> EXERCISE GOAL
Find all lines with the word "Reason" in the material, then copy them.

> GIVEN RECORDS
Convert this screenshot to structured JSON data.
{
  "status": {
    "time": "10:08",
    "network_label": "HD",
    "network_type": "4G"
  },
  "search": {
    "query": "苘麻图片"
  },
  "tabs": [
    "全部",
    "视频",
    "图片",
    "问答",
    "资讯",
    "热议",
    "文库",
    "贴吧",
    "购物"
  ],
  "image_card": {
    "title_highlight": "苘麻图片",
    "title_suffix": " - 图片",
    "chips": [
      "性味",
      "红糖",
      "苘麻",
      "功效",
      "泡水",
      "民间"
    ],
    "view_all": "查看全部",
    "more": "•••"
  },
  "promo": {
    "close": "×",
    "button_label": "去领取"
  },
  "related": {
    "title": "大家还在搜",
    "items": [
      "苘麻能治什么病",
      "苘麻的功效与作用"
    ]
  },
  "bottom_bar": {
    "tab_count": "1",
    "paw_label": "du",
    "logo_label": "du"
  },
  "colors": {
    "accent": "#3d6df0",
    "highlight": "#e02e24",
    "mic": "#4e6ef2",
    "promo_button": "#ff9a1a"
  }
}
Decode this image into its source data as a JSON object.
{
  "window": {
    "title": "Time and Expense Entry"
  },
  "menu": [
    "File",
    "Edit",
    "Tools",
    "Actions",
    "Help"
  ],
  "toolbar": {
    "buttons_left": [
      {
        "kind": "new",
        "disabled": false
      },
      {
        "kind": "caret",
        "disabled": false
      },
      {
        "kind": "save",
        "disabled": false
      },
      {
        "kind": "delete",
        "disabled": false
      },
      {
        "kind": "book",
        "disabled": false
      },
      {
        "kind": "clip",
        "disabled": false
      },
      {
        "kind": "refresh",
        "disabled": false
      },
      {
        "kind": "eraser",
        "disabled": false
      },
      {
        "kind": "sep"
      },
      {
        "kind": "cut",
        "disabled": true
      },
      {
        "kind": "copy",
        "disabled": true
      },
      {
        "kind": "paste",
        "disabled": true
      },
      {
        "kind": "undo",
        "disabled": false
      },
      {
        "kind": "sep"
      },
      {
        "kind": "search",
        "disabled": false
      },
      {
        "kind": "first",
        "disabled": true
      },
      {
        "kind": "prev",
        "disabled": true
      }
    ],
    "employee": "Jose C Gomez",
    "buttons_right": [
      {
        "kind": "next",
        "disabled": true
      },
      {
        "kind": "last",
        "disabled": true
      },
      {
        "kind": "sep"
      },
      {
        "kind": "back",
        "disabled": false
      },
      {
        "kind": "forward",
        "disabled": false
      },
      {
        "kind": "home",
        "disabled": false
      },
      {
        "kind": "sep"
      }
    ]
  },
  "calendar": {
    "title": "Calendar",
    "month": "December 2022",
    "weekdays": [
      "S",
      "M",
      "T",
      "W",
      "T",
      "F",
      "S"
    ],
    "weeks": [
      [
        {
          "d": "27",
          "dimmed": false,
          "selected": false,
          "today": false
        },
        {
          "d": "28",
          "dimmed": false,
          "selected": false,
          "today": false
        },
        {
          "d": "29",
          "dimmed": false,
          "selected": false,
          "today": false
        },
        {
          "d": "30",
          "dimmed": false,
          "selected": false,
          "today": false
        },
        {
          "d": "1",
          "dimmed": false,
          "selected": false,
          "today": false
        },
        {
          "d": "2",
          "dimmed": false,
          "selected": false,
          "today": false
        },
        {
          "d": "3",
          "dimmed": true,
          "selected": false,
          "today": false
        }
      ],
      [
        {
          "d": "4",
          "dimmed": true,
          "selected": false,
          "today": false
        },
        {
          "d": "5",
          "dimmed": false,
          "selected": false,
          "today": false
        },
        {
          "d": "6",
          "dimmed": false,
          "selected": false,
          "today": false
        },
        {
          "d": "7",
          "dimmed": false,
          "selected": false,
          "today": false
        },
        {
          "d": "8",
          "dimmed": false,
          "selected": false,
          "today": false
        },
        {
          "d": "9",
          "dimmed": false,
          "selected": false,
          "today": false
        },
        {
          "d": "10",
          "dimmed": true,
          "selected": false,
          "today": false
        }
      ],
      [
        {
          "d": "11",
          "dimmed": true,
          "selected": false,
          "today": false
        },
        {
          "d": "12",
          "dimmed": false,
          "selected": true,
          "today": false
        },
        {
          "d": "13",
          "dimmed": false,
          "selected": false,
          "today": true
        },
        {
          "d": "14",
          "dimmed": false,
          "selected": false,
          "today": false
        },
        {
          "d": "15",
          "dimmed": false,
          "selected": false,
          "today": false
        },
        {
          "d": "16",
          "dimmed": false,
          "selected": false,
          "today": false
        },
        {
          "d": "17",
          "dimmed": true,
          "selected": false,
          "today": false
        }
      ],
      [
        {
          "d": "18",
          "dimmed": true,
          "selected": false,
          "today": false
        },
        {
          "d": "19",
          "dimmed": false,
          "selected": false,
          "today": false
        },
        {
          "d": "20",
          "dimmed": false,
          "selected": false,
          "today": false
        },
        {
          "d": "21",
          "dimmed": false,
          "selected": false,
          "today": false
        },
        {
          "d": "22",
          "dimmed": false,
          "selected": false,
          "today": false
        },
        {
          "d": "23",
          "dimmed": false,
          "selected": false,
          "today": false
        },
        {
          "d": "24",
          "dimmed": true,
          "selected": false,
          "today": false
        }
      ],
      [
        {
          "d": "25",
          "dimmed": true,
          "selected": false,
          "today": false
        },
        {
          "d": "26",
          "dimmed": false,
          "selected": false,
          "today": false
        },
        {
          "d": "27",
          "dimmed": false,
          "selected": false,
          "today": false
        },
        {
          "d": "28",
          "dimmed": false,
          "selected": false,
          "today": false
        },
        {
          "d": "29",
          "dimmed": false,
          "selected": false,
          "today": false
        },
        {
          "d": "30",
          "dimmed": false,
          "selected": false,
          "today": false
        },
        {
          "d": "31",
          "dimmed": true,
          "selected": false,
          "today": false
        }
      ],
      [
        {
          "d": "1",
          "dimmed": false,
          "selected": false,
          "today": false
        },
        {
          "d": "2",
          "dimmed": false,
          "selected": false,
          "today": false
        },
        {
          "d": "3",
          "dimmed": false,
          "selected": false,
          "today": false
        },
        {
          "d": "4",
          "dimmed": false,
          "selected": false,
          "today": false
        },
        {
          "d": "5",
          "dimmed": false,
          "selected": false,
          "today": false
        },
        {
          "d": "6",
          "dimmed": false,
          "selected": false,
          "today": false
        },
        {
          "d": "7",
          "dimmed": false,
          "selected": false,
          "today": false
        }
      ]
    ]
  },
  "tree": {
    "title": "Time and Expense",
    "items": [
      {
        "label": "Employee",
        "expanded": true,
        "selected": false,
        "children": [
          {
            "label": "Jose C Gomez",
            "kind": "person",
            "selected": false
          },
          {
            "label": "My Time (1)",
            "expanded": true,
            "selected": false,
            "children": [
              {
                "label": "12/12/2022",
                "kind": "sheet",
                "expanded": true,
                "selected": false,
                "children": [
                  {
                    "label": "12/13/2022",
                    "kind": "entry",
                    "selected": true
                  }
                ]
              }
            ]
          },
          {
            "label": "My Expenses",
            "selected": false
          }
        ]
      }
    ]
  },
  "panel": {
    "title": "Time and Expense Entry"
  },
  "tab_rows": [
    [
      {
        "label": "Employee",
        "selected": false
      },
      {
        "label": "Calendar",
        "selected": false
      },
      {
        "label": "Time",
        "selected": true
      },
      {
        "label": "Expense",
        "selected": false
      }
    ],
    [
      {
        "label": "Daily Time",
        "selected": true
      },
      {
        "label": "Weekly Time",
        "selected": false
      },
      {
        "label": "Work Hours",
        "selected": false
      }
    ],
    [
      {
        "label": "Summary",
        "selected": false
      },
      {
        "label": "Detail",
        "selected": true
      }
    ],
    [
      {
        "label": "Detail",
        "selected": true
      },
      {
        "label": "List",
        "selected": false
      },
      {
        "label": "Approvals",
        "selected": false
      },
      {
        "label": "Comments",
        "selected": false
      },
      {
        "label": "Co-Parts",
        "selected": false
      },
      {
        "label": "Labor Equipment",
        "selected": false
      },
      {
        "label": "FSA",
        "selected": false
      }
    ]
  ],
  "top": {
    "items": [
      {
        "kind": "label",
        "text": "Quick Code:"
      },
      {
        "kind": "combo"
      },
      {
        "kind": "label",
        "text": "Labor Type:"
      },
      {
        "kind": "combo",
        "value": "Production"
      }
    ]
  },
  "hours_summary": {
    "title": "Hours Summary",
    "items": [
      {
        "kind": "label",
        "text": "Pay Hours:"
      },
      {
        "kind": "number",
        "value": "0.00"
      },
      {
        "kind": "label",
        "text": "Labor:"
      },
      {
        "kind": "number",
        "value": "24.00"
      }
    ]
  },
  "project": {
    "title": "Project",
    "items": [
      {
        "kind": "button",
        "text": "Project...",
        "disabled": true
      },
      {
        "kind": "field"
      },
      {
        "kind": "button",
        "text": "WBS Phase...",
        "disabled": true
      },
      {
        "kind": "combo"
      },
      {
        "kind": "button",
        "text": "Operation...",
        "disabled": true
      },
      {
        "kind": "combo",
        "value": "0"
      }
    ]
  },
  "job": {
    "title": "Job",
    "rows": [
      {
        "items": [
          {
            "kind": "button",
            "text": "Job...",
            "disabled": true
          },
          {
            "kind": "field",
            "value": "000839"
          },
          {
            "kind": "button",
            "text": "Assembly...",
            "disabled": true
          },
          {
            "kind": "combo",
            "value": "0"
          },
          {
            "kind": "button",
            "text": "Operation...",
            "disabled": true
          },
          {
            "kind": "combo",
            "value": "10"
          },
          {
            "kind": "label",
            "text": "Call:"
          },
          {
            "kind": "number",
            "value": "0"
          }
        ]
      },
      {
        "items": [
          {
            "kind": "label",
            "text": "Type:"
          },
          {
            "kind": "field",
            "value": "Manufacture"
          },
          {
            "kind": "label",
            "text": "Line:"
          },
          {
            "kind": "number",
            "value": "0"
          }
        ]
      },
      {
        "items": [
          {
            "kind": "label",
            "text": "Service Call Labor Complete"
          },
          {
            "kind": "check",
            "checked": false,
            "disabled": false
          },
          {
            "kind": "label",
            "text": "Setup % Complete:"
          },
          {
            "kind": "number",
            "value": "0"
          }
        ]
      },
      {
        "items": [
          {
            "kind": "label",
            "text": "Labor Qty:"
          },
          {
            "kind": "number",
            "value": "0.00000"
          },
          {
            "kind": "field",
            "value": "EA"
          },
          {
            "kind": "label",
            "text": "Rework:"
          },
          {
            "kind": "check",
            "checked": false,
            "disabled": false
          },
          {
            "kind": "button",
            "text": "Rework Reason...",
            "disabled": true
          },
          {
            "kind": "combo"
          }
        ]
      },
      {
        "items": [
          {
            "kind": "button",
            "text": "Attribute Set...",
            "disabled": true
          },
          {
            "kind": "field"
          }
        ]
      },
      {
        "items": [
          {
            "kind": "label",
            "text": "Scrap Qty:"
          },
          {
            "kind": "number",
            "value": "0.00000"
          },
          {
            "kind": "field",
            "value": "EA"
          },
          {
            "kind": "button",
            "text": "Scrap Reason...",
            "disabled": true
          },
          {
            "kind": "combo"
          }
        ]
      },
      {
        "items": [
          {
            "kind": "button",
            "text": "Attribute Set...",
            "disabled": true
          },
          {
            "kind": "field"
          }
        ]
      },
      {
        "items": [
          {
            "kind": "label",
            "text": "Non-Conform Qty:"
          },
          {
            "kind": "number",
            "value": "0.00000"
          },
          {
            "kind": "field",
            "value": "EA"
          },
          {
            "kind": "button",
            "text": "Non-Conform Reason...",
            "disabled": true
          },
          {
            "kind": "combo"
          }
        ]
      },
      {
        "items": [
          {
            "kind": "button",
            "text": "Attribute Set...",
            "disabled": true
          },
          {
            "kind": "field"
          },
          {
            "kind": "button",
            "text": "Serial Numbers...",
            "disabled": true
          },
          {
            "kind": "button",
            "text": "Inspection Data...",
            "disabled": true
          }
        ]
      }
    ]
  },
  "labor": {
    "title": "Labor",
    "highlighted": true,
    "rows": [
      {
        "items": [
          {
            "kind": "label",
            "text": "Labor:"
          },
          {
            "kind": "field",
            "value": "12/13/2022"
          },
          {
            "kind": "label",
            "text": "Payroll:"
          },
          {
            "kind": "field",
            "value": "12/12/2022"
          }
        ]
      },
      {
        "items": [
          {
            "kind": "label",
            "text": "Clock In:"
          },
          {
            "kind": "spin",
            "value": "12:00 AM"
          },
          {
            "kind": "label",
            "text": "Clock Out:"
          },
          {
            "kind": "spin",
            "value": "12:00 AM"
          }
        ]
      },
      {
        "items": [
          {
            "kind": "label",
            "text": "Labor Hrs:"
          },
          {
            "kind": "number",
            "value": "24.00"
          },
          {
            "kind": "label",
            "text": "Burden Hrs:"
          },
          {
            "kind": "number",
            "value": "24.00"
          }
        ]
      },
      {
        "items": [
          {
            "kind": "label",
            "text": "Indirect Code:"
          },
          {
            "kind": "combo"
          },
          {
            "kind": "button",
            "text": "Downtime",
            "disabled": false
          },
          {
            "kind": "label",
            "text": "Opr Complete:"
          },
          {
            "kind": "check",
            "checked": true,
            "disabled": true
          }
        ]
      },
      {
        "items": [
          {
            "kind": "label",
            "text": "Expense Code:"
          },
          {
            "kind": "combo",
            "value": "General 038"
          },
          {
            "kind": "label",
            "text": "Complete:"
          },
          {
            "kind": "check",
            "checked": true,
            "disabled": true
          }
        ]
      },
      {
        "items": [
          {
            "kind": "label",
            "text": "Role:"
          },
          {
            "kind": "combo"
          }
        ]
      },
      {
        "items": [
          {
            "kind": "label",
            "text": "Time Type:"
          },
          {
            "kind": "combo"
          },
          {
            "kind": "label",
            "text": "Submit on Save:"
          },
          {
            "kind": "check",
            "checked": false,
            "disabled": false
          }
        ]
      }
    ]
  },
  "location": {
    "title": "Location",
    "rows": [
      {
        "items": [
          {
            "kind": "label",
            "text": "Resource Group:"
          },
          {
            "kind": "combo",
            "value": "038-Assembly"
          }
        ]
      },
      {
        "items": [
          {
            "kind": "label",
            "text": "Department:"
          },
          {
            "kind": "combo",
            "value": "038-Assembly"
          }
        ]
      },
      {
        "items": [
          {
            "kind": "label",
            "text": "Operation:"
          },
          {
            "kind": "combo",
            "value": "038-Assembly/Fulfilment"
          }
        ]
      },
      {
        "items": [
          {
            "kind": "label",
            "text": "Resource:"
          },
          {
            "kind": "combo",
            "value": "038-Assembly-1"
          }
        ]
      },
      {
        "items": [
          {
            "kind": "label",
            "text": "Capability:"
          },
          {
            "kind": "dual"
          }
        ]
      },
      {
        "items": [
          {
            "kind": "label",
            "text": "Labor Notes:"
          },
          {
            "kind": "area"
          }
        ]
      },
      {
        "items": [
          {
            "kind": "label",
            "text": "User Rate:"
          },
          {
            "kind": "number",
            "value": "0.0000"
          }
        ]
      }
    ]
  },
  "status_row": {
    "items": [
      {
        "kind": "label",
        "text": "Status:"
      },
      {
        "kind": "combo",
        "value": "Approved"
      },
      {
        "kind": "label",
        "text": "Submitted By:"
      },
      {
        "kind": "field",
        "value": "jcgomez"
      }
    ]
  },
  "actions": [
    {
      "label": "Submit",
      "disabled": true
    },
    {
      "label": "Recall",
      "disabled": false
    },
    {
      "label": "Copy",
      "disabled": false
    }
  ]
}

> EXERCISE SOLUTION
            "text": "Rework Reason...",
            "text": "Scrap Reason...",
            "text": "Non-Conform Reason...",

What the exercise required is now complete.